### Required work
Whenever a line in the material below contains "outro", copy that line.

══════

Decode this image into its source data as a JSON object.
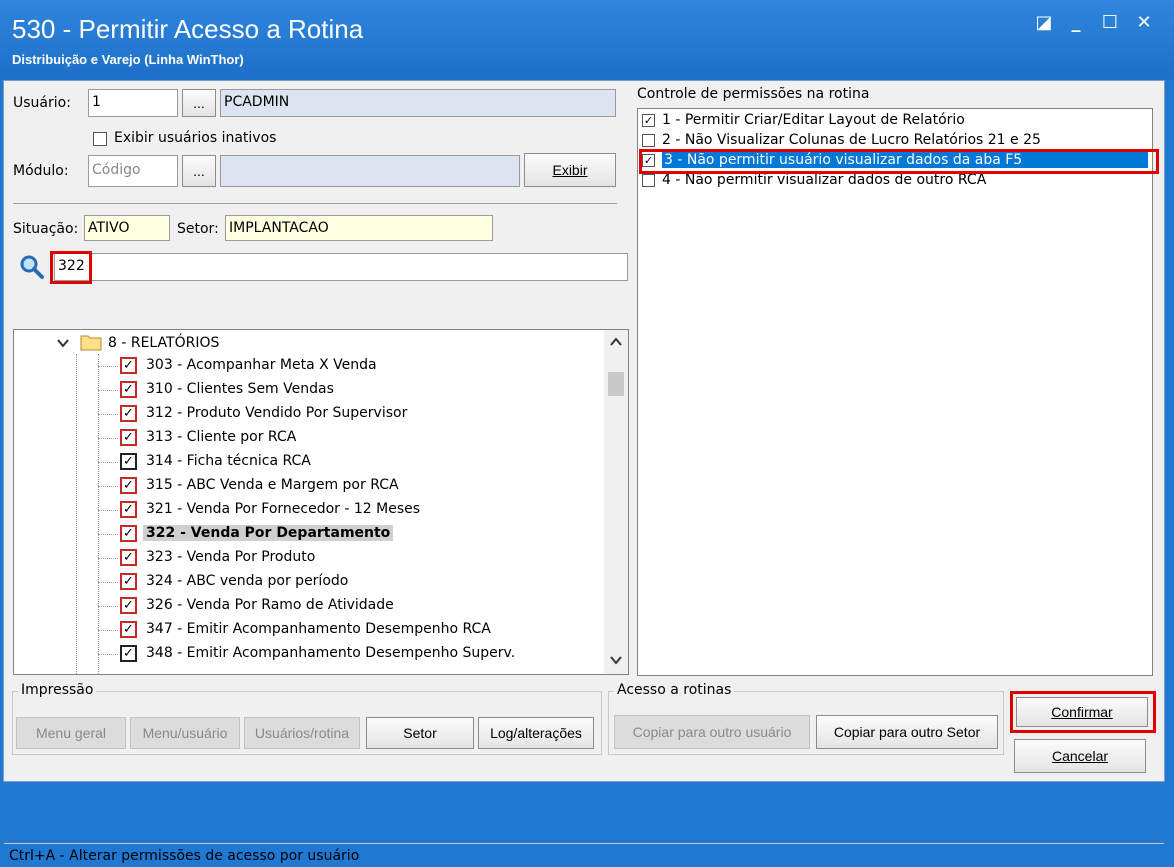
{
  "window": {
    "title": "530 - Permitir Acesso a Rotina",
    "subtitle": "Distribuição e Varejo (Linha WinThor)",
    "controls": {
      "restore": "◪",
      "minimize": "_",
      "maximize": "☐",
      "close": "✕"
    }
  },
  "user_section": {
    "usuario_label": "Usuário:",
    "usuario_code": "1",
    "usuario_name": "PCADMIN",
    "ellipsis": "...",
    "show_inactive_label": "Exibir usuários inativos",
    "modulo_label": "Módulo:",
    "modulo_placeholder": "Código",
    "exibir_label": "Exibir"
  },
  "info_section": {
    "situacao_label": "Situação:",
    "situacao_value": "ATIVO",
    "setor_label": "Setor:",
    "setor_value": "IMPLANTACAO",
    "search_value": "322"
  },
  "tree": {
    "folder_label": "8 - RELATÓRIOS",
    "items": [
      {
        "label": "303 - Acompanhar Meta X Venda",
        "style": "red"
      },
      {
        "label": "310 - Clientes Sem Vendas",
        "style": "red"
      },
      {
        "label": "312 - Produto Vendido Por Supervisor",
        "style": "red"
      },
      {
        "label": "313 - Cliente por RCA",
        "style": "red"
      },
      {
        "label": "314 - Ficha técnica RCA",
        "style": "black"
      },
      {
        "label": "315 - ABC Venda e Margem por RCA",
        "style": "red"
      },
      {
        "label": "321 - Venda Por Fornecedor - 12 Meses",
        "style": "red"
      },
      {
        "label": "322 - Venda Por Departamento",
        "style": "red"
      },
      {
        "label": "323 - Venda Por Produto",
        "style": "red"
      },
      {
        "label": "324 - ABC venda por período",
        "style": "red"
      },
      {
        "label": "326 - Venda Por Ramo de Atividade",
        "style": "red"
      },
      {
        "label": "347 - Emitir Acompanhamento Desempenho RCA",
        "style": "red"
      },
      {
        "label": "348 - Emitir Acompanhamento Desempenho Superv.",
        "style": "black"
      }
    ]
  },
  "permissions": {
    "title": "Controle de permissões na rotina",
    "items": [
      {
        "label": "1 - Permitir Criar/Editar Layout de Relatório"
      },
      {
        "label": "2 - Não Visualizar Colunas de Lucro Relatórios 21 e 25"
      },
      {
        "label": "3 - Não permitir usuário visualizar dados da aba F5"
      },
      {
        "label": "4 - Não permitir visualizar dados de outro RCA"
      }
    ]
  },
  "impressao": {
    "label": "Impressão",
    "menu_geral": "Menu geral",
    "menu_usuario": "Menu/usuário",
    "usuarios_rotina": "Usuários/rotina",
    "setor": "Setor",
    "log_alteracoes": "Log/alterações"
  },
  "acesso": {
    "label": "Acesso a rotinas",
    "copiar_usuario": "Copiar para outro usuário",
    "copiar_setor": "Copiar para outro Setor"
  },
  "actions": {
    "confirmar": "Confirmar",
    "cancelar": "Cancelar"
  },
  "statusbar": {
    "text": "Ctrl+A - Alterar permissões de acesso por usuário"
  },
  "colors": {
    "titlebar": "#1f78d1",
    "selection": "#0078d7",
    "highlight": "#e00000"
  },
  "icons": [
    "restore-icon",
    "minimize-icon",
    "maximize-icon",
    "close-icon",
    "search-icon",
    "folder-icon",
    "chevron-down-icon",
    "scroll-up-icon",
    "scroll-down-icon",
    "check-icon"
  ]
}
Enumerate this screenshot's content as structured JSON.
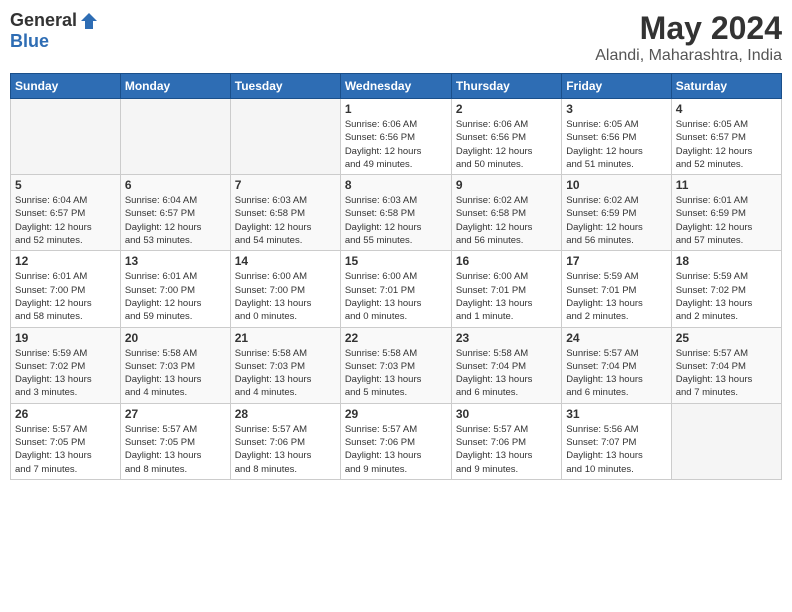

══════

### Your response
        "label": "4 - Não permitir visualizar dados de outro RCA"
    "copiar_usuario": "Copiar para outro usuário",
    "copiar_setor": "Copiar para outro Setor"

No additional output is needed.